How to Play a Slot


A slot is a specific spot in a game. It can be a position on the reels, a special feature or a type of bonus round. Some slots have multiple paylines, while others have wild symbols and other unique features. The aim of a slot is to create winning combinations that match up along what is known as a payline. The more paylines a slot has, the greater your chance of winning, but it will also increase your total stake.

Many people enjoy playing slot games because they are simple to play and don’t require a lot of experience or knowledge. However, it’s important to understand how odds and paytables work in order to make the most of your gambling experience. In addition, picking machines based on your preferences can help you improve your enjoyment.

The first step in playing a slot is determining how much money you want to spend on the machine. This is also referred to as your bankroll, and it’s crucial for avoiding any negative financial consequences from your slot gaming. You should also decide when you’re going to walk away from the machine, as this will prevent you from spending more money than you have.

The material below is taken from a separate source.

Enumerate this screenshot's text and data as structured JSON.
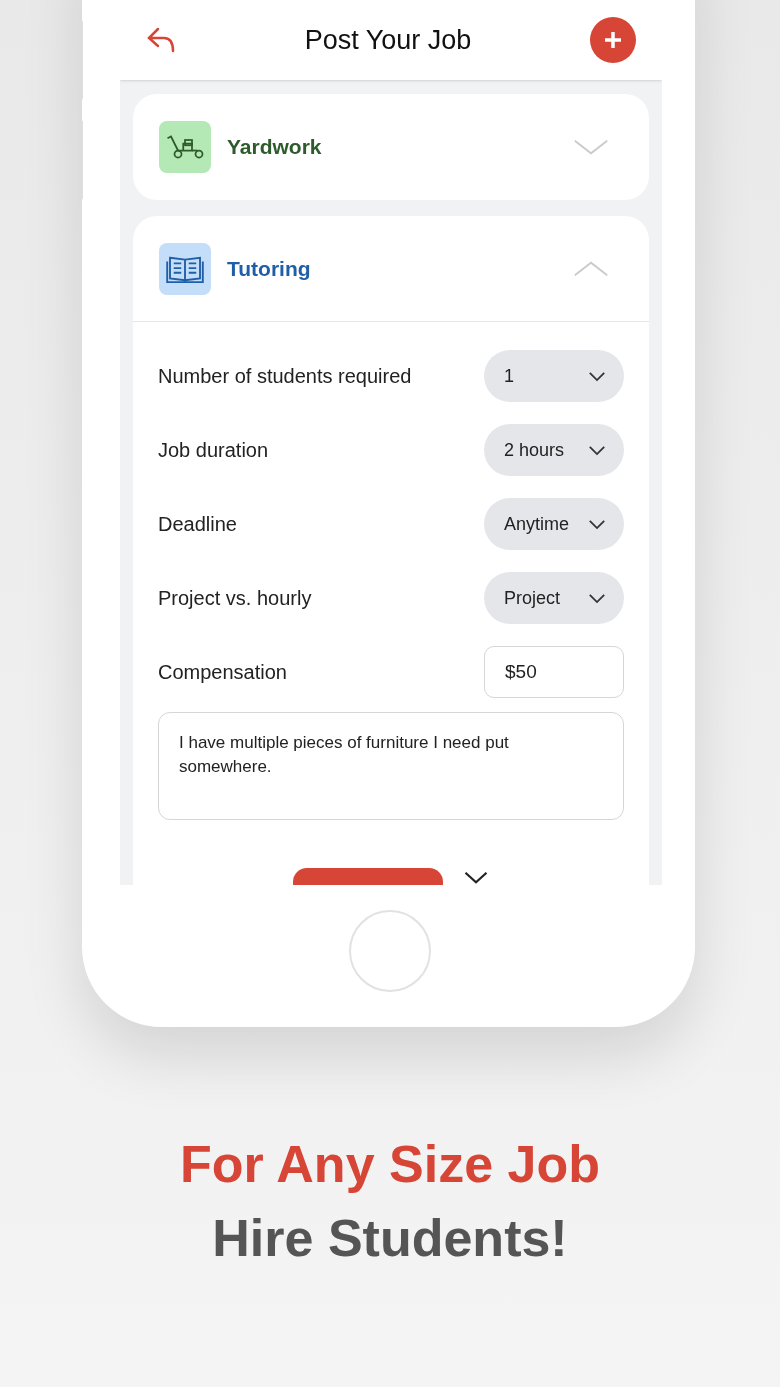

Once you’ve figured out how much you want to spend, it’s time to find a machine that suits your budget and taste. There are many different types of slot machines, from traditional mechanical to modern video versions. Choose a machine that fits your style, then check its paytable to see how much it will pay out for a particular combination of symbols. Some machines have different special symbols, such as scatters and wilds, that can award a payout regardless of where they appear on the screen.

You should also check the paytable for information on the slot’s bonus features, such as free spins, pick-style games, sticky wilds and re-spins. These features differ from regular spins in how they function, and the rules are usually explained clearly in the pay table.

If you’re new to the game, it might be helpful to read a few articles about how to win on slot. Many sites offer free slots to give players a feel for the game before they invest any money. Some even offer progressive jackpots that can grow over time.

The odds of hitting a particular symbol are often disproportionate to the number of physical stops on the reels, because of how electronic slot machines weigh the different symbols. In the 1980s, manufacturers incorporated computer chips into their slot machines to compensate for this. This changed how the odds of a particular symbol were calculated and resulted in some odd patterns.